The study also confirmed that losing even a small amount of weight helps prevent diabetes.

"Even just one kilogram of weight loss was associated with reduced diabetes risk," Haw said. 

Plants can be sedated too

No one really knows why anesthetics work the way they do, even though these drugs have been around for nearly 200 years.

Ether, the first anesthetic, was discovered in 1818 and used in surgery as an inhaled vapour in 1846.

Since then many different chemicals have been found to induce anesthesia in humans and other animals.

What's puzzling to scientists is that these compounds have no structural similarities. And while there are several theories, no one knows for sure what these drugs have in common that makes us lose consciousness.

To find out, one group of researchers has taken an unusual approach. They decided to try to anesthetize plants.

In their quest to find out exactly how anesthetics put humans and other animals to sleep, researchers tried to anesthetize plants — and found the drug could leave a plant unable to close its trap around its prey. (Marco Uliana/Shutterstock)

Their study showed for the first time that the same concentration of an anesthetic can have an immobilizing effect on different plant systems — some that had leaves, others tendrils and some traps. Picture the iconic Venus Fly Trap unable to close its infamous trap around its prey, for example.

Frantisek Baluska, one of the study authors and a cell biologist from the University of Bonn in Germany, said the research challenges one of the most widely supported theories about how anesthetics work — that they act on some sort of receptor in the nervous system.

Instead, the study supports other theories that suggest anesthetics target cell membrane activities in both animals and plants, Baluska told CBC News.
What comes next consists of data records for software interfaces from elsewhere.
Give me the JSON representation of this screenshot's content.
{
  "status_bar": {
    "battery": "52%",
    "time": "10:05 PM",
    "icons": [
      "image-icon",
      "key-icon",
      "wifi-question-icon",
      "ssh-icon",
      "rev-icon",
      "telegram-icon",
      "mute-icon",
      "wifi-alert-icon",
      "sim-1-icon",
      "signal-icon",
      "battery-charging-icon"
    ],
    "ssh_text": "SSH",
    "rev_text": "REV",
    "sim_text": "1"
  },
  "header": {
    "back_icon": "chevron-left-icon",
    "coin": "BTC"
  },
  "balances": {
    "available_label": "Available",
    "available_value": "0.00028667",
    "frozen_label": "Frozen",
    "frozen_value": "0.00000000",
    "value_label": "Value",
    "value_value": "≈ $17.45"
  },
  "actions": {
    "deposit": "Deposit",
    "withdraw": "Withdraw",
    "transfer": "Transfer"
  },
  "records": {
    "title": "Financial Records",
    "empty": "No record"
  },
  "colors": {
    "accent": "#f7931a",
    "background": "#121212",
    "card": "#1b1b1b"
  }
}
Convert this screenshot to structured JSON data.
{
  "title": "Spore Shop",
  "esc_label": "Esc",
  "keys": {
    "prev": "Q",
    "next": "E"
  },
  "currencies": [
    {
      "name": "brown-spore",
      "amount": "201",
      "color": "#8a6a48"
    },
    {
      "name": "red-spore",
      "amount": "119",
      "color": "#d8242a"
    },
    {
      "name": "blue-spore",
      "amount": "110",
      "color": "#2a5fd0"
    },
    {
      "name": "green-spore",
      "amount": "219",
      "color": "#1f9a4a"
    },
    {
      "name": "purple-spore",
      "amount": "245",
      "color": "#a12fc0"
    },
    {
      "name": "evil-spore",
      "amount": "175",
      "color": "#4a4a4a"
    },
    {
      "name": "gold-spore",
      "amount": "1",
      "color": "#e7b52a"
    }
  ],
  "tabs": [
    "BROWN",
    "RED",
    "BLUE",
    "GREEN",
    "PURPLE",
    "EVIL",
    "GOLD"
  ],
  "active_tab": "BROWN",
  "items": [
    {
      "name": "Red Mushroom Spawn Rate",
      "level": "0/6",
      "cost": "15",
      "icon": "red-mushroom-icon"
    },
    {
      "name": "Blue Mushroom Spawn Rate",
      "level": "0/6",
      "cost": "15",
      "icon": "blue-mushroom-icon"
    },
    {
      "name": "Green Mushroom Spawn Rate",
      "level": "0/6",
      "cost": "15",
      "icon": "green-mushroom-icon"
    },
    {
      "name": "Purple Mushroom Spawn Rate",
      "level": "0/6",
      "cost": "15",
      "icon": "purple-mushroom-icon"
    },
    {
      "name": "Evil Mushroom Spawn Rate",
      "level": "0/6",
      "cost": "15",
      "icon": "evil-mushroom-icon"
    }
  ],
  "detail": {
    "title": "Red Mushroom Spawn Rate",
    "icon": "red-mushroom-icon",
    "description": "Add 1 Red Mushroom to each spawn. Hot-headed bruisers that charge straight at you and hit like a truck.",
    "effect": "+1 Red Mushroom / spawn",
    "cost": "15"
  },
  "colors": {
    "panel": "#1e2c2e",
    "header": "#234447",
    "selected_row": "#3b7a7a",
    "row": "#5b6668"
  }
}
While we still don't know exactly how the drugs we rely on during life-saving procedures really work, this research could bring us closer to solving that mystery.